PROBLEM DETAILS:
Scan the data below for lines containing the string "icon" and give only how many there are.

PROVIDED ENTRIES:
_ _ _

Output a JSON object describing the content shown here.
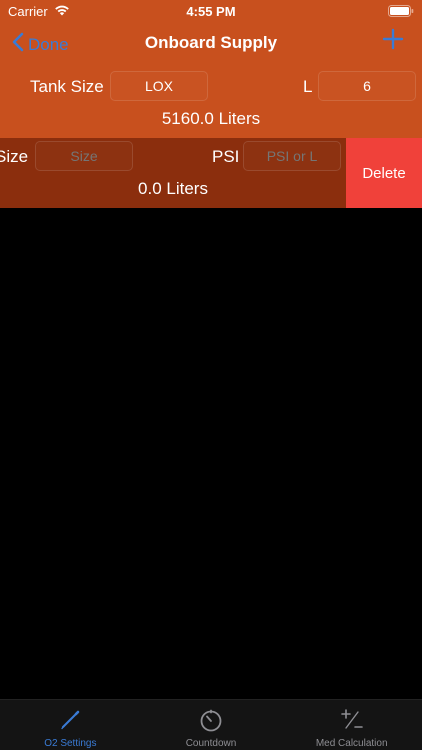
{
  "status_bar": {
    "carrier": "Carrier",
    "time": "4:55 PM"
  },
  "nav": {
    "back_label": "Done",
    "title": "Onboard Supply",
    "add_icon": "plus-icon"
  },
  "rows": [
    {
      "label": "Tank Size",
      "size_value": "LOX",
      "unit_label": "L",
      "amount_value": "6",
      "result": "5160.0 Liters"
    },
    {
      "label": "Size",
      "size_placeholder": "Size",
      "unit_label": "PSI",
      "amount_placeholder": "PSI or L",
      "result": "0.0 Liters",
      "delete_label": "Delete"
    }
  ],
  "tabs": [
    {
      "label": "O2 Settings",
      "icon": "pencil-icon",
      "active": true
    },
    {
      "label": "Countdown",
      "icon": "timer-icon",
      "active": false
    },
    {
      "label": "Med Calculation",
      "icon": "plus-minus-icon",
      "active": false
    }
  ],
  "colors": {
    "header_orange": "#c8501e",
    "swiped_row": "#8b2e0d",
    "delete_red": "#f0413a",
    "tint_blue": "#3a7bd5",
    "tabbar_bg": "#141414"
  }
}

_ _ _

OUTPUT FOR THIS TASK:
4